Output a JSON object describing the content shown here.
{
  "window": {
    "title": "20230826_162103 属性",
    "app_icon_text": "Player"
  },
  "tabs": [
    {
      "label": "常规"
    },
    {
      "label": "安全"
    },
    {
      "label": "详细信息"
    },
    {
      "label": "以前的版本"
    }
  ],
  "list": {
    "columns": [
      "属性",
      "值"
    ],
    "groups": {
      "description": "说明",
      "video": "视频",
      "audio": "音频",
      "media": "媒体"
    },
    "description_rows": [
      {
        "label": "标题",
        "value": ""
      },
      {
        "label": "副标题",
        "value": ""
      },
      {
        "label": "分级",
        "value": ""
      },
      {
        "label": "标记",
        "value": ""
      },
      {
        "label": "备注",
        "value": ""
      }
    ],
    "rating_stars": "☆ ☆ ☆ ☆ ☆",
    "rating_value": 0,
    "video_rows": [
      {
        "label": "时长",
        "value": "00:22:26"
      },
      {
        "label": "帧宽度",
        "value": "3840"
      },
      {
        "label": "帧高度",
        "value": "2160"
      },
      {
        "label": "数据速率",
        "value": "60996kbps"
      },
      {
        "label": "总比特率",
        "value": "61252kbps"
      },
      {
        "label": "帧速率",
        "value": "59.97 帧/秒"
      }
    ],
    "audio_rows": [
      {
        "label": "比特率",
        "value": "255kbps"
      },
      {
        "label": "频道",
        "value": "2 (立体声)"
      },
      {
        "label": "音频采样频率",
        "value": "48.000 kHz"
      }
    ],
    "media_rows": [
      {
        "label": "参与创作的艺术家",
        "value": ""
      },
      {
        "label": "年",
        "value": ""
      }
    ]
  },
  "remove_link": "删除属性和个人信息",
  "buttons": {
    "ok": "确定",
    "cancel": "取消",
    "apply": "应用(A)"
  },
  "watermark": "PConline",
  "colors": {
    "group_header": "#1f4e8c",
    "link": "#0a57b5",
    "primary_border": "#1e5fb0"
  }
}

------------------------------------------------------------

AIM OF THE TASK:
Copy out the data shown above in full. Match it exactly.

EXERCISE RESULT:
Output a JSON object describing the content shown here.
{
  "window": {
    "title": "20230826_162103 属性",
    "app_icon_text": "Player"
  },
  "tabs": [
    {
      "label": "常规"
    },
    {
      "label": "安全"
    },
    {
      "label": "详细信息"
    },
    {
      "label": "以前的版本"
    }
  ],
  "list": {
    "columns": [
      "属性",
      "值"
    ],
    "groups": {
      "description": "说明",
      "video": "视频",
      "audio": "音频",
      "media": "媒体"
    },
    "description_rows": [
      {
        "label": "标题",
        "value": ""
      },
      {
        "label": "副标题",
        "value": ""
      },
      {
        "label": "分级",
        "value": ""
      },
      {
        "label": "标记",
        "value": ""
      },
      {
        "label": "备注",
        "value": ""
      }
    ],
    "rating_stars": "☆ ☆ ☆ ☆ ☆",
    "rating_value": 0,
    "video_rows": [
      {
        "label": "时长",
        "value": "00:22:26"
      },
      {
        "label": "帧宽度",
        "value": "3840"
      },
      {
        "label": "帧高度",
        "value": "2160"
      },
      {
        "label": "数据速率",
        "value": "60996kbps"
      },
      {
        "label": "总比特率",
        "value": "61252kbps"
      },
      {
        "label": "帧速率",
        "value": "59.97 帧/秒"
      }
    ],
    "audio_rows": [
      {
        "label": "比特率",
        "value": "255kbps"
      },
      {
        "label": "频道",
        "value": "2 (立体声)"
      },
      {
        "label": "音频采样频率",
        "value": "48.000 kHz"
      }
    ],
    "media_rows": [
      {
        "label": "参与创作的艺术家",
        "value": ""
      },
      {
        "label": "年",
        "value": ""
      }
    ]
  },
  "remove_link": "删除属性和个人信息",
  "buttons": {
    "ok": "确定",
    "cancel": "取消",
    "apply": "应用(A)"
  },
  "watermark": "PConline",
  "colors": {
    "group_header": "#1f4e8c",
    "link": "#0a57b5",
    "primary_border": "#1e5fb0"
  }
}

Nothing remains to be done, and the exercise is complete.